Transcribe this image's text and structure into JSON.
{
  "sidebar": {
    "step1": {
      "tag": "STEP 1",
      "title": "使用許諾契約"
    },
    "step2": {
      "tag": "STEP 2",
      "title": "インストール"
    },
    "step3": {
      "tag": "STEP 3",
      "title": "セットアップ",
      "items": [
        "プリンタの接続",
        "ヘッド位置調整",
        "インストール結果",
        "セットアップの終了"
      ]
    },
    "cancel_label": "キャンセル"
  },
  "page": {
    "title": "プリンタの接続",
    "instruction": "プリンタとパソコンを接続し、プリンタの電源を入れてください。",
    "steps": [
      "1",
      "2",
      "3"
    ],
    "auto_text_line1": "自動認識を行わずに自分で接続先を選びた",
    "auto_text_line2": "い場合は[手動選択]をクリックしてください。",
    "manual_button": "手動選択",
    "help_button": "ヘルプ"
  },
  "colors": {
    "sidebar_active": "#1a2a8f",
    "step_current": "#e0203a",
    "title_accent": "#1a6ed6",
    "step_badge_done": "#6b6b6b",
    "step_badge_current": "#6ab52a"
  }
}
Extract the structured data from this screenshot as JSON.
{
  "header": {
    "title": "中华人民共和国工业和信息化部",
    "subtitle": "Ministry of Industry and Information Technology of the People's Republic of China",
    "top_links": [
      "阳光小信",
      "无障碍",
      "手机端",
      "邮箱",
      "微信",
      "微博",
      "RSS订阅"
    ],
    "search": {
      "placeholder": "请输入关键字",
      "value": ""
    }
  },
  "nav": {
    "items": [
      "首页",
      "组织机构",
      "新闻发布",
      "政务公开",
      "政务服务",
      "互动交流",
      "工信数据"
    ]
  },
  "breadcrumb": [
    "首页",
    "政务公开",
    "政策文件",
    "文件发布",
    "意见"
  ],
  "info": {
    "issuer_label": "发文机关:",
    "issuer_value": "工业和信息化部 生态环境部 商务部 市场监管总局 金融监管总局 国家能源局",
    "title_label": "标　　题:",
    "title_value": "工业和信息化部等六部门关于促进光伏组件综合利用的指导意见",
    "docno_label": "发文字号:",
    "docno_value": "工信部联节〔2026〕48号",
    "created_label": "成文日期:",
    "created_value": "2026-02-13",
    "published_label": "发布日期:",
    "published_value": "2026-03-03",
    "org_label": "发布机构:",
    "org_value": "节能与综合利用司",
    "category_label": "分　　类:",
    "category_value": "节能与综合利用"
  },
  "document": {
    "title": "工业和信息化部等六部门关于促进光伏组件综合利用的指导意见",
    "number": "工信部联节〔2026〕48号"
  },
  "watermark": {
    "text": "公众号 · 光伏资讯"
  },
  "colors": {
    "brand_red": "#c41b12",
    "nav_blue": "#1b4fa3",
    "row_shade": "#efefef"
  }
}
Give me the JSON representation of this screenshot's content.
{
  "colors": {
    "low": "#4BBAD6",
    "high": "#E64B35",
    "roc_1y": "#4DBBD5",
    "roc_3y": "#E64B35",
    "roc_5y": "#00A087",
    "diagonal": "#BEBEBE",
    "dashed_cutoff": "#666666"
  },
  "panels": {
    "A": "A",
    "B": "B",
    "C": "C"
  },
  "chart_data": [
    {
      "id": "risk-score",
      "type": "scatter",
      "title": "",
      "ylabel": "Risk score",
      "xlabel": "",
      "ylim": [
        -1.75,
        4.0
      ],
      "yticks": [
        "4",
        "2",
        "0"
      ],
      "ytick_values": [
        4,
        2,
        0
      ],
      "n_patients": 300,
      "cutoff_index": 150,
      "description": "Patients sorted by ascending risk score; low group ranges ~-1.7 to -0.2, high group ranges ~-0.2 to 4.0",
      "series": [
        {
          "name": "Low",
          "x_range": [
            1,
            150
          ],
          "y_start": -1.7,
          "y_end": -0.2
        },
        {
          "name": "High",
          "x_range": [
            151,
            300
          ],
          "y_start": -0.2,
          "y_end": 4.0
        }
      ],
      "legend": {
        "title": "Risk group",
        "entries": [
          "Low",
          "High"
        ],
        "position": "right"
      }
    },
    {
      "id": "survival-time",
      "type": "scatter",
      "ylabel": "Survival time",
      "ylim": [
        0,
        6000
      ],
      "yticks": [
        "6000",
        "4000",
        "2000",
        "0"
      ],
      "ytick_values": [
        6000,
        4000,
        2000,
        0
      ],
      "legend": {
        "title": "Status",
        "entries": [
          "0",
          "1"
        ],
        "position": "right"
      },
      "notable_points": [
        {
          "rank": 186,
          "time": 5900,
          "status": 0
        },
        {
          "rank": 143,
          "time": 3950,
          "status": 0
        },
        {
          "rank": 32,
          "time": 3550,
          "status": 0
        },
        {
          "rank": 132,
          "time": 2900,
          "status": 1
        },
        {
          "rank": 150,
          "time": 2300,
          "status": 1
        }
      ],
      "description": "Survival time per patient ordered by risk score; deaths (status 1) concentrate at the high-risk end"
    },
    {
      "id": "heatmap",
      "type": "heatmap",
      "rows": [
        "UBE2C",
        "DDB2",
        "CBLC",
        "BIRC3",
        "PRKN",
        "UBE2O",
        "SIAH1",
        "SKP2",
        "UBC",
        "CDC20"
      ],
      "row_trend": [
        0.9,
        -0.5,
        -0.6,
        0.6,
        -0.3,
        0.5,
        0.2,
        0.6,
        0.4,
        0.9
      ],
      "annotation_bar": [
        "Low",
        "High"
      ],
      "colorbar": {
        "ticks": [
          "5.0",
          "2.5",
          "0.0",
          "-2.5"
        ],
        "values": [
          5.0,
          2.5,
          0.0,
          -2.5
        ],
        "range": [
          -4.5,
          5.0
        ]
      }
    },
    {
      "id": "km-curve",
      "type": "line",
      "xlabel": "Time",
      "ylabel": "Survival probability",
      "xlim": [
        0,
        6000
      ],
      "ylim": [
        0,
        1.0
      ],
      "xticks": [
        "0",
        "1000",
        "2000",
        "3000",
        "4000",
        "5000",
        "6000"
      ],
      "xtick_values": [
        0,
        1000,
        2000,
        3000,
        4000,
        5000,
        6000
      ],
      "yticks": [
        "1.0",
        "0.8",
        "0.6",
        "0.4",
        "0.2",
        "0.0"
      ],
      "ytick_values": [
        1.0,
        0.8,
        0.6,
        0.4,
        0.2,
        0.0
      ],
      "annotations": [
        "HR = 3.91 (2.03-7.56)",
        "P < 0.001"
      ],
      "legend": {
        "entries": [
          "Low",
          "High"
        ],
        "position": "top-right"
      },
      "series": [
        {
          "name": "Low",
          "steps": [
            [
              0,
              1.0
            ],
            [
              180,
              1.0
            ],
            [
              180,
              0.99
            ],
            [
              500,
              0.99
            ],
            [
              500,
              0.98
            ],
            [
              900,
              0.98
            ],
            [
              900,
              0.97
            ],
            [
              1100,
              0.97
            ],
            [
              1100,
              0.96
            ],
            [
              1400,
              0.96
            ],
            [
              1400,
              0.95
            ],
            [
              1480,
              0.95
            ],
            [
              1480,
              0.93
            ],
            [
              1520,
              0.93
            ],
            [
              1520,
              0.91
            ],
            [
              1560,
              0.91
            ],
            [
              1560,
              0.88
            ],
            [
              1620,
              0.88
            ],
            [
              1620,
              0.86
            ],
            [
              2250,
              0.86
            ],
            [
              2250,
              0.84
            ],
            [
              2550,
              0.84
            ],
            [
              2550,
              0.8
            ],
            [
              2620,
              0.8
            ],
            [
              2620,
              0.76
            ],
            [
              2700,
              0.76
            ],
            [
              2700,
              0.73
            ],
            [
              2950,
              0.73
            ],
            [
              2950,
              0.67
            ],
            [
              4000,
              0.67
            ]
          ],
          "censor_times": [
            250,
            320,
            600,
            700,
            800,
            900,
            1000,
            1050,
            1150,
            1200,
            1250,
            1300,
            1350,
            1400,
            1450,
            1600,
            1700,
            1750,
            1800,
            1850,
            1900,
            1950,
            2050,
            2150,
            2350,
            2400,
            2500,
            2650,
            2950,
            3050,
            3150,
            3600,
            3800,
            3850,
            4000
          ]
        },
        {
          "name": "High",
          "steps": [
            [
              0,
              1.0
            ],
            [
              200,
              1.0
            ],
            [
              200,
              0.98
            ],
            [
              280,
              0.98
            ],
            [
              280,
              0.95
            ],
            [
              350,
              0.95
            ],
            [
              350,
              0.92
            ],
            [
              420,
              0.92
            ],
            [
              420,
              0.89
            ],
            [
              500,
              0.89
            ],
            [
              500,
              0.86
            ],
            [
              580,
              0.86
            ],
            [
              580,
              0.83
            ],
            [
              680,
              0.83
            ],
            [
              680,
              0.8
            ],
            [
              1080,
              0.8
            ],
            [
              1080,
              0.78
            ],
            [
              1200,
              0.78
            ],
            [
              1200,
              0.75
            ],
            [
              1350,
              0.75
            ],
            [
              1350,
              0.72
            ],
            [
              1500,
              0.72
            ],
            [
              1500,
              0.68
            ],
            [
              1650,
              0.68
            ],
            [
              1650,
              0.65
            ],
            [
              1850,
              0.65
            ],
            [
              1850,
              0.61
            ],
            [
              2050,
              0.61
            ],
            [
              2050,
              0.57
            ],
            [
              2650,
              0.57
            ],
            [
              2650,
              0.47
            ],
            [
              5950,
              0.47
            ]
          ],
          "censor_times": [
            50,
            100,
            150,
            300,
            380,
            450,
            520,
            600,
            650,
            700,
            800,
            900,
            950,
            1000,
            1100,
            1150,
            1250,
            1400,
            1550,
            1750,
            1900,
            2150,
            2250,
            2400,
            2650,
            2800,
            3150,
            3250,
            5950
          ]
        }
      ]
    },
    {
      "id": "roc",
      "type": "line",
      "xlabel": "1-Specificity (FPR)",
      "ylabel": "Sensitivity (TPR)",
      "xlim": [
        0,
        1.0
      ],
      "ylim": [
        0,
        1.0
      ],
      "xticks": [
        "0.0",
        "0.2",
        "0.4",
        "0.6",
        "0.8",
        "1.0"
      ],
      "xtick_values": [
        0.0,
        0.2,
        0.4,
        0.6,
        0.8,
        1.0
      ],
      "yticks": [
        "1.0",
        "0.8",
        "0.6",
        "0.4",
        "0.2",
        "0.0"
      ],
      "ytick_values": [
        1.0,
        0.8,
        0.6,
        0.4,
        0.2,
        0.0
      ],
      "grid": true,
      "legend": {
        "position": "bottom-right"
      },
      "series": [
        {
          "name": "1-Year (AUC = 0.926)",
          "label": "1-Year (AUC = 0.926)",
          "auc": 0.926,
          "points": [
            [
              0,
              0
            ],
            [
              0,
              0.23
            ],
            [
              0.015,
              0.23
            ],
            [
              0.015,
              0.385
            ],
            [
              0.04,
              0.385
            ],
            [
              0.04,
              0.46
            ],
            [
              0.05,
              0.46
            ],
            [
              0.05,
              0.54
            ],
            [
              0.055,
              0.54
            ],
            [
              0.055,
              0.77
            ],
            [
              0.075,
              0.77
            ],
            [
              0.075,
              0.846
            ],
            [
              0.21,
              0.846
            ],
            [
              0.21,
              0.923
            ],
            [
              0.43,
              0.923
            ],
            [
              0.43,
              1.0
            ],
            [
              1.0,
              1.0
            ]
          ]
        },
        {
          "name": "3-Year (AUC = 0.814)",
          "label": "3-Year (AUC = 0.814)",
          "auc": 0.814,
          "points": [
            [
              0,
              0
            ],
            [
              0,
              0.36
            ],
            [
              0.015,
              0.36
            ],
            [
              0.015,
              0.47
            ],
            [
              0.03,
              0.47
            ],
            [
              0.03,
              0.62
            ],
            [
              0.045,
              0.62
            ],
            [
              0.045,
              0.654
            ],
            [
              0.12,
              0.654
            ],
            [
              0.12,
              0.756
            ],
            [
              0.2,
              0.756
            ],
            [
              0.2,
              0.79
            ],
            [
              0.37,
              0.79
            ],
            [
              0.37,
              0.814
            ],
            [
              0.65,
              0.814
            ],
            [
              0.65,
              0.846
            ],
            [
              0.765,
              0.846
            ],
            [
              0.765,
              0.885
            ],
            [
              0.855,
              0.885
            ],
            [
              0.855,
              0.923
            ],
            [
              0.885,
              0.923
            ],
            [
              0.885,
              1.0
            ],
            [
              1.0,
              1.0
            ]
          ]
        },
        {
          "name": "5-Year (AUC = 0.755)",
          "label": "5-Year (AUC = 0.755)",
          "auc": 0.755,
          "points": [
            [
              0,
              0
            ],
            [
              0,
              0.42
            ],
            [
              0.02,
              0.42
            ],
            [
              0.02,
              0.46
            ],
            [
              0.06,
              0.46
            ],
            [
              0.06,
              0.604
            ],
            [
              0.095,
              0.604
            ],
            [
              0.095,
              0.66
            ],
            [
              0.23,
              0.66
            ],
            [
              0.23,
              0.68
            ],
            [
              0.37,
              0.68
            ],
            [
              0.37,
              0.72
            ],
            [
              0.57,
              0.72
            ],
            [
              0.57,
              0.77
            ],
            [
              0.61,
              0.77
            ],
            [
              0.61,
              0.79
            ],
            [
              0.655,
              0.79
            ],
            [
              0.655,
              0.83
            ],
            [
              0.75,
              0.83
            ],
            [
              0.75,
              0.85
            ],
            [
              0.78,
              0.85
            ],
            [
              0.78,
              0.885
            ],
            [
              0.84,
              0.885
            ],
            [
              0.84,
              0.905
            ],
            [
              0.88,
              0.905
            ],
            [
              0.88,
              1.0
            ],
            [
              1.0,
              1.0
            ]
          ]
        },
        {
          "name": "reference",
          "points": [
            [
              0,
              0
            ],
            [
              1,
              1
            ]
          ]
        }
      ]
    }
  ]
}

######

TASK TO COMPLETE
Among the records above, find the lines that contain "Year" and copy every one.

OUTPUT BELOW
          "name": "1-Year (AUC = 0.926)",
          "label": "1-Year (AUC = 0.926)",
          "name": "3-Year (AUC = 0.814)",
          "label": "3-Year (AUC = 0.814)",
          "name": "5-Year (AUC = 0.755)",
          "label": "5-Year (AUC = 0.755)",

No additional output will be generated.